TASK STATEMENT: A single number is the answer: how many lines of the data hold "Days"?

DATA UNDER STUDY:

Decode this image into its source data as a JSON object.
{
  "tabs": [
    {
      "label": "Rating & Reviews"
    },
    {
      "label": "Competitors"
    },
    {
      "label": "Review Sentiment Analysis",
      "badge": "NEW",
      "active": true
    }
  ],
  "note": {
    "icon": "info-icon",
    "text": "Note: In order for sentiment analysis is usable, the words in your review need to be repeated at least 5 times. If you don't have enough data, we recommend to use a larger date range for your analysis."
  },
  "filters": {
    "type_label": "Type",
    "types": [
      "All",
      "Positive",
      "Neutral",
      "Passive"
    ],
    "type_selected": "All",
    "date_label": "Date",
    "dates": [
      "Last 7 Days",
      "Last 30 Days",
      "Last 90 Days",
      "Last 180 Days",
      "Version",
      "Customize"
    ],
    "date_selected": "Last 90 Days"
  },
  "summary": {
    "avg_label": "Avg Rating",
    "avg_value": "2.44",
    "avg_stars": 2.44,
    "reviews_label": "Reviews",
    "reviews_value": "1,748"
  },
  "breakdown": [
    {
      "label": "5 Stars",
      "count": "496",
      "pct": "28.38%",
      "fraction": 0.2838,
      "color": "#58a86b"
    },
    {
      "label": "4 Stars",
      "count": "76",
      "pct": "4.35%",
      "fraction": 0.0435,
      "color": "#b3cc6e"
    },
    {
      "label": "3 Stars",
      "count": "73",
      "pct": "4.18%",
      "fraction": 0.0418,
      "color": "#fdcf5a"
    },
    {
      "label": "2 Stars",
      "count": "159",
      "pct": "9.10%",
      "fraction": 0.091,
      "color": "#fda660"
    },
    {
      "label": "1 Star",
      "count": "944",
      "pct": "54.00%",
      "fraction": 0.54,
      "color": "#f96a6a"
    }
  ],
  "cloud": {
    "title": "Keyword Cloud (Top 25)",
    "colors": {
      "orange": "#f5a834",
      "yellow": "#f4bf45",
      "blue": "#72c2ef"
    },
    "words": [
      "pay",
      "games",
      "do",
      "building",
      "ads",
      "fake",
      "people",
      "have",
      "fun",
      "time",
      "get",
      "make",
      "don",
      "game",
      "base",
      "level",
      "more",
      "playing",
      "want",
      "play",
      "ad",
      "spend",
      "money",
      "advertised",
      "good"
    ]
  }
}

ANSWER TO THIS PROBLEM: 5